Unsurprisingly there wasn’t a lot of sushi in 1980s Yorkshire so I didn’t eat it until I was an adult and was immediately hooked. Vancouver has an abundance of sushi restaurants so for 12 years I ate it every week then moved back to the UK where it was harder to find again. My kids love sushi so I decided to try making my own and I was pleased to find it wasn’t complicated. You must use sushi rice but besides that you can use a lot of everyday ingredients to make great homemade sushi. You can buy sushi rice online, at international food shops as well as regular supermarkets Tesco, Sainsbury’s and Waitrose)

240g sushi rice
350ml water
50ml vinegar (either rice wine or apple cider)
2 tbsp sugar
1/2 tsp salt
1 tsp vegetable oil

  • Wash the rice twice in a sieve then put into a small saucepan and cover with 350ml of clean water and bring to the boil then immediately reduce the heat, put a tight fitting lid on and cook on low for 30 minutes.

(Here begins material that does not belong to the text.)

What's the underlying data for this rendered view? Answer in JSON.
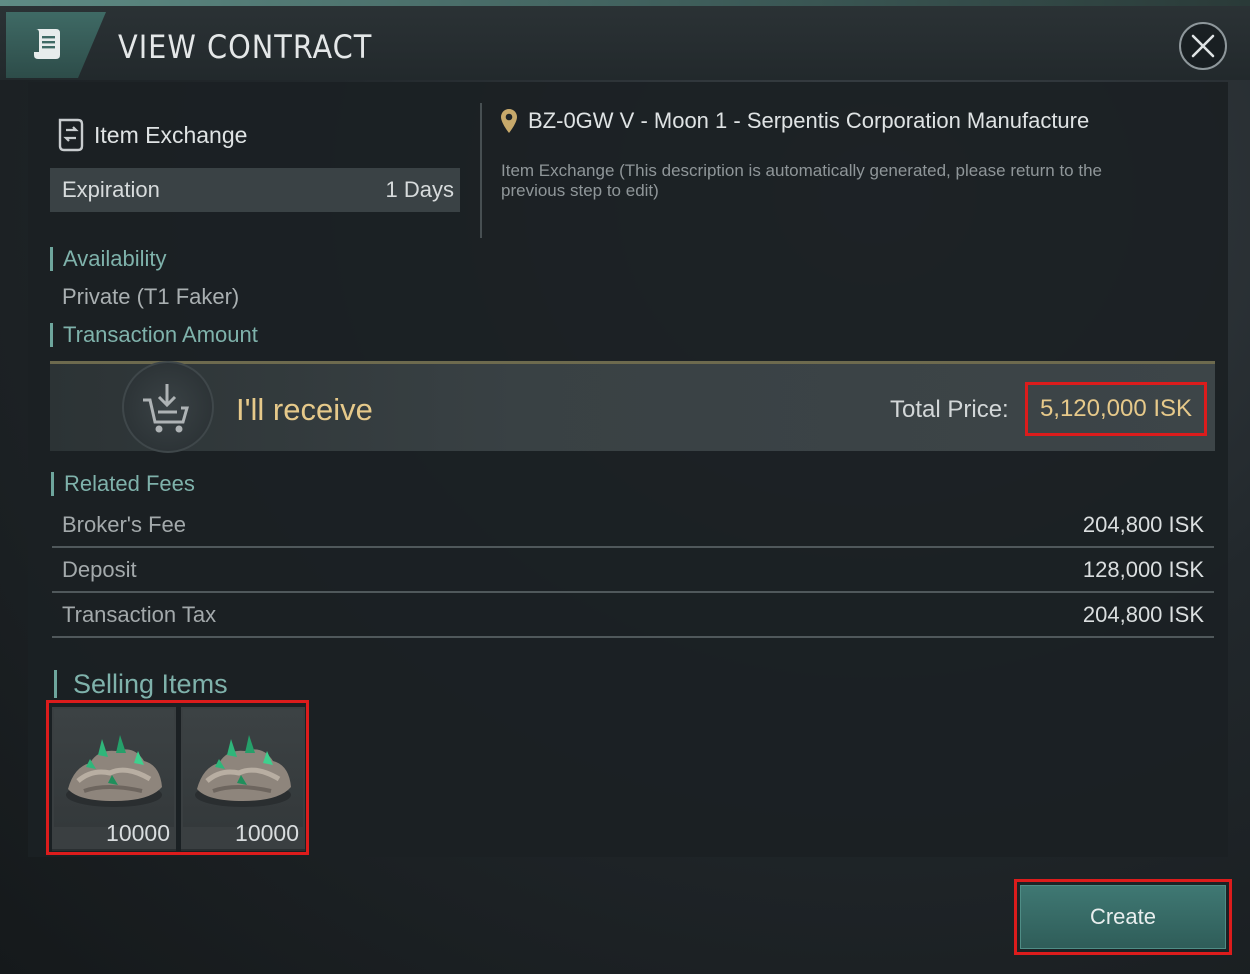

Once the rice is cooked let it cool completely.
  • In another small saucepan add the oil, vinegar, salt and sugar then stir until the sugar is dissolved then set aside until the rice is cooked and cooled. Once the rice is cooled pour over the liquid and stir then let it absorb for 20 minutes before shaping.

Tuna Mayo Roll

  • Spoon the cooled, seasoned rice onto a large piece of greaseproof paper then use the edges of the paper to make the rice into a 20x10cm rectangle.
  • Drain a tin of tuna then mix with mayonnaise and grind over with salt. Spoon a line of tuna mayo in the centre of the rice then line with narrow strips of cucumber. Slide your hands under each side of the paper and form the rice into a roll and press the edges together. Gently roll the sushi roll on the surface then remove the greaseproof paper and slice into sections.

Salmon Nigiri

  • Use previously frozen, farmed salmon to make nigiri. This ensures any bacteria has been killed. Remove the vertical vein from the fillet then cut across the grain (not in the same direction as the fat lines) to make sushi sized pieces.
  • Place a heaped tablespoon of rice into your hand and form it into a bite-sized oblong. You can put a fingertip’s worth of wasabi on the rice before placing the salmon on top or leave it plain.

Cucumber Maki

  • Place a sheet of nori on a piece of greaseproof paper then flatten out some rice on top leaving a 1cm boarder all the way around. Top with some fine pieces of cucumber then slide your hands under each side of the greaseproof paper and form into a roll. Gently roll the sushi roll on the surface then remove the greaseproof paper and cut into individual pieces.